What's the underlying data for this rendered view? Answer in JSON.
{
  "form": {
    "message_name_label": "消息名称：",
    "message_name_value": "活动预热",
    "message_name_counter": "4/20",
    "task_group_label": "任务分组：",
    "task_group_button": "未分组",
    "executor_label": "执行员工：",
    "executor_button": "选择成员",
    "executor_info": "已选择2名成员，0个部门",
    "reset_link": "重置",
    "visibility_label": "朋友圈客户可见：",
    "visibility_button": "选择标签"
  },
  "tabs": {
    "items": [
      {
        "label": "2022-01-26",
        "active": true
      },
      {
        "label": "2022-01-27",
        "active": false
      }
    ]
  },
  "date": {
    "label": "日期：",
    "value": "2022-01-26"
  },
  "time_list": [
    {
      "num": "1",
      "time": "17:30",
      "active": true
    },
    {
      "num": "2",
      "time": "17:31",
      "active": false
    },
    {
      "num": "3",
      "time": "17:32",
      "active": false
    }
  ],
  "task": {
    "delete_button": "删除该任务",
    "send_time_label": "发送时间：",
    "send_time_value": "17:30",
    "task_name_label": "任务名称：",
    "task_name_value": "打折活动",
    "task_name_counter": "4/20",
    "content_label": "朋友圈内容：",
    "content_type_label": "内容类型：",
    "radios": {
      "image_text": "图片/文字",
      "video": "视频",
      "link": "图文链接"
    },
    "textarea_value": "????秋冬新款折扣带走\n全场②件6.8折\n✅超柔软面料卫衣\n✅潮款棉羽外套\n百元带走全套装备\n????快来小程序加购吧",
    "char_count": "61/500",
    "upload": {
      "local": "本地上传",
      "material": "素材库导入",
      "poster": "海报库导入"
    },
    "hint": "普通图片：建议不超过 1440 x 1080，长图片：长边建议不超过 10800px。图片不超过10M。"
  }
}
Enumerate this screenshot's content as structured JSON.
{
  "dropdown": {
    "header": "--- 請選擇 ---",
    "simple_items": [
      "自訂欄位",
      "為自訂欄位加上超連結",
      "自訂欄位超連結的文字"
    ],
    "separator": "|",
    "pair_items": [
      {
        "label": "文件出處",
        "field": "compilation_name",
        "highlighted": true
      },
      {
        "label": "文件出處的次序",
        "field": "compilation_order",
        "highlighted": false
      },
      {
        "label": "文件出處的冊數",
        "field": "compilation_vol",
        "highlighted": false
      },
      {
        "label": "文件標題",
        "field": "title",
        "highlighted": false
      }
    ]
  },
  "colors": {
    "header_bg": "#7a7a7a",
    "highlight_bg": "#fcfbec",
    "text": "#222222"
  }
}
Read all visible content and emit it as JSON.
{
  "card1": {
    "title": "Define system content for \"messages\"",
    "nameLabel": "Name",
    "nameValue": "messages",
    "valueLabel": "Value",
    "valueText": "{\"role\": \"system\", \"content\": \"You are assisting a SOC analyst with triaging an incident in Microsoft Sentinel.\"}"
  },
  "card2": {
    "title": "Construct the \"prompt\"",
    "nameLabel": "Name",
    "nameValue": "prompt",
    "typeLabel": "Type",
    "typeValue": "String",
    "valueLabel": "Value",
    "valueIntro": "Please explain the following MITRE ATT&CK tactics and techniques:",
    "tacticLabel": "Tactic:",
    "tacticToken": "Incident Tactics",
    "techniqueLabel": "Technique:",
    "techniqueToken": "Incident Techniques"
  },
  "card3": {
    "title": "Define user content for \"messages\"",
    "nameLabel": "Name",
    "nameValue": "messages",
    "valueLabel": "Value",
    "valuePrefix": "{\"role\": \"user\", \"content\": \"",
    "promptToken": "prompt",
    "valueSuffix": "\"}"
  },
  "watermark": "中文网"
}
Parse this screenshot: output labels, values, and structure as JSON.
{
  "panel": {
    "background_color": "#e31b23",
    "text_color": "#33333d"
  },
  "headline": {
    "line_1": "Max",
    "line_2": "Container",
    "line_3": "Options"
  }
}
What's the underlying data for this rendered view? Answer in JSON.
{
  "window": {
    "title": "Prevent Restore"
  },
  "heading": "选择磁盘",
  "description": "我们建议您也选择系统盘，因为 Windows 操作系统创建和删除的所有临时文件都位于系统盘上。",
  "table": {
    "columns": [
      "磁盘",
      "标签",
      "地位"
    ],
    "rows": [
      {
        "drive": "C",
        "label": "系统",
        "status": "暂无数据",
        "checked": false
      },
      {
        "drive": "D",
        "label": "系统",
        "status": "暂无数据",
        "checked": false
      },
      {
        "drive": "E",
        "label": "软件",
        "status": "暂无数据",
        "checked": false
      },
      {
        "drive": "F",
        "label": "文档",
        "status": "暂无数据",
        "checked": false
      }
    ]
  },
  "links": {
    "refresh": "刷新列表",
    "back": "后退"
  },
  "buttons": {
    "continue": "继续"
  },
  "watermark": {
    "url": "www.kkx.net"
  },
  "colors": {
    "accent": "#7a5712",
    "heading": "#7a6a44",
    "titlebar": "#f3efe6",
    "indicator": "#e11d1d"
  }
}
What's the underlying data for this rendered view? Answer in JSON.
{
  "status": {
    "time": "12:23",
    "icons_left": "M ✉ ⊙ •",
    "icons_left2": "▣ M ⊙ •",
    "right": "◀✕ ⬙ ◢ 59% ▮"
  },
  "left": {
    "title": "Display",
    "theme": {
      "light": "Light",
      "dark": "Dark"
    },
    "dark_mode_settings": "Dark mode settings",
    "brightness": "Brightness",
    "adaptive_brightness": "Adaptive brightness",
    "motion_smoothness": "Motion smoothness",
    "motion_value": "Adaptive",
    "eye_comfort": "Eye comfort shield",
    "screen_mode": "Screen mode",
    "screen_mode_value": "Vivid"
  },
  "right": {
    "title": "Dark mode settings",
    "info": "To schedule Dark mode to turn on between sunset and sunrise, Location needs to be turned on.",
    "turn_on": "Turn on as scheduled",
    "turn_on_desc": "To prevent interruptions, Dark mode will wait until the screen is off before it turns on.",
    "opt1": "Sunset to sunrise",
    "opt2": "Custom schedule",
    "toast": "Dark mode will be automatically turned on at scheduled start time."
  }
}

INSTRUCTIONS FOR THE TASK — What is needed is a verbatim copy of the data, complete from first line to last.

SOLUTION BELOW —
What's the underlying data for this rendered view? Answer in JSON.
{
  "form": {
    "message_name_label": "消息名称：",
    "message_name_value": "活动预热",
    "message_name_counter": "4/20",
    "task_group_label": "任务分组：",
    "task_group_button": "未分组",
    "executor_label": "执行员工：",
    "executor_button": "选择成员",
    "executor_info": "已选择2名成员，0个部门",
    "reset_link": "重置",
    "visibility_label": "朋友圈客户可见：",
    "visibility_button": "选择标签"
  },
  "tabs": {
    "items": [
      {
        "label": "2022-01-26",
        "active": true
      },
      {
        "label": "2022-01-27",
        "active": false
      }
    ]
  },
  "date": {
    "label": "日期：",
    "value": "2022-01-26"
  },
  "time_list": [
    {
      "num": "1",
      "time": "17:30",
      "active": true
    },
    {
      "num": "2",
      "time": "17:31",
      "active": false
    },
    {
      "num": "3",
      "time": "17:32",
      "active": false
    }
  ],
  "task": {
    "delete_button": "删除该任务",
    "send_time_label": "发送时间：",
    "send_time_value": "17:30",
    "task_name_label": "任务名称：",
    "task_name_value": "打折活动",
    "task_name_counter": "4/20",
    "content_label": "朋友圈内容：",
    "content_type_label": "内容类型：",
    "radios": {
      "image_text": "图片/文字",
      "video": "视频",
      "link": "图文链接"
    },
    "textarea_value": "????秋冬新款折扣带走\n全场②件6.8折\n✅超柔软面料卫衣\n✅潮款棉羽外套\n百元带走全套装备\n????快来小程序加购吧",
    "char_count": "61/500",
    "upload": {
      "local": "本地上传",
      "material": "素材库导入",
      "poster": "海报库导入"
    },
    "hint": "普通图片：建议不超过 1440 x 1080，长图片：长边建议不超过 10800px。图片不超过10M。"
  }
}
Enumerate this screenshot's content as structured JSON.
{
  "dropdown": {
    "header": "--- 請選擇 ---",
    "simple_items": [
      "自訂欄位",
      "為自訂欄位加上超連結",
      "自訂欄位超連結的文字"
    ],
    "separator": "|",
    "pair_items": [
      {
        "label": "文件出處",
        "field": "compilation_name",
        "highlighted": true
      },
      {
        "label": "文件出處的次序",
        "field": "compilation_order",
        "highlighted": false
      },
      {
        "label": "文件出處的冊數",
        "field": "compilation_vol",
        "highlighted": false
      },
      {
        "label": "文件標題",
        "field": "title",
        "highlighted": false
      }
    ]
  },
  "colors": {
    "header_bg": "#7a7a7a",
    "highlight_bg": "#fcfbec",
    "text": "#222222"
  }
}
Read all visible content and emit it as JSON.
{
  "card1": {
    "title": "Define system content for \"messages\"",
    "nameLabel": "Name",
    "nameValue": "messages",
    "valueLabel": "Value",
    "valueText": "{\"role\": \"system\", \"content\": \"You are assisting a SOC analyst with triaging an incident in Microsoft Sentinel.\"}"
  },
  "card2": {
    "title": "Construct the \"prompt\"",
    "nameLabel": "Name",
    "nameValue": "prompt",
    "typeLabel": "Type",
    "typeValue": "String",
    "valueLabel": "Value",
    "valueIntro": "Please explain the following MITRE ATT&CK tactics and techniques:",
    "tacticLabel": "Tactic:",
    "tacticToken": "Incident Tactics",
    "techniqueLabel": "Technique:",
    "techniqueToken": "Incident Techniques"
  },
  "card3": {
    "title": "Define user content for \"messages\"",
    "nameLabel": "Name",
    "nameValue": "messages",
    "valueLabel": "Value",
    "valuePrefix": "{\"role\": \"user\", \"content\": \"",
    "promptToken": "prompt",
    "valueSuffix": "\"}"
  },
  "watermark": "中文网"
}
Parse this screenshot: output labels, values, and structure as JSON.
{
  "panel": {
    "background_color": "#e31b23",
    "text_color": "#33333d"
  },
  "headline": {
    "line_1": "Max",
    "line_2": "Container",
    "line_3": "Options"
  }
}
What's the underlying data for this rendered view? Answer in JSON.
{
  "window": {
    "title": "Prevent Restore"
  },
  "heading": "选择磁盘",
  "description": "我们建议您也选择系统盘，因为 Windows 操作系统创建和删除的所有临时文件都位于系统盘上。",
  "table": {
    "columns": [
      "磁盘",
      "标签",
      "地位"
    ],
    "rows": [
      {
        "drive": "C",
        "label": "系统",
        "status": "暂无数据",
        "checked": false
      },
      {
        "drive": "D",
        "label": "系统",
        "status": "暂无数据",
        "checked": false
      },
      {
        "drive": "E",
        "label": "软件",
        "status": "暂无数据",
        "checked": false
      },
      {
        "drive": "F",
        "label": "文档",
        "status": "暂无数据",
        "checked": false
      }
    ]
  },
  "links": {
    "refresh": "刷新列表",
    "back": "后退"
  },
  "buttons": {
    "continue": "继续"
  },
  "watermark": {
    "url": "www.kkx.net"
  },
  "colors": {
    "accent": "#7a5712",
    "heading": "#7a6a44",
    "titlebar": "#f3efe6",
    "indicator": "#e11d1d"
  }
}
What's the underlying data for this rendered view? Answer in JSON.
{
  "status": {
    "time": "12:23",
    "icons_left": "M ✉ ⊙ •",
    "icons_left2": "▣ M ⊙ •",
    "right": "◀✕ ⬙ ◢ 59% ▮"
  },
  "left": {
    "title": "Display",
    "theme": {
      "light": "Light",
      "dark": "Dark"
    },
    "dark_mode_settings": "Dark mode settings",
    "brightness": "Brightness",
    "adaptive_brightness": "Adaptive brightness",
    "motion_smoothness": "Motion smoothness",
    "motion_value": "Adaptive",
    "eye_comfort": "Eye comfort shield",
    "screen_mode": "Screen mode",
    "screen_mode_value": "Vivid"
  },
  "right": {
    "title": "Dark mode settings",
    "info": "To schedule Dark mode to turn on between sunset and sunrise, Location needs to be turned on.",
    "turn_on": "Turn on as scheduled",
    "turn_on_desc": "To prevent interruptions, Dark mode will wait until the screen is off before it turns on.",
    "opt1": "Sunset to sunrise",
    "opt2": "Custom schedule",
    "toast": "Dark mode will be automatically turned on at scheduled start time."
  }
}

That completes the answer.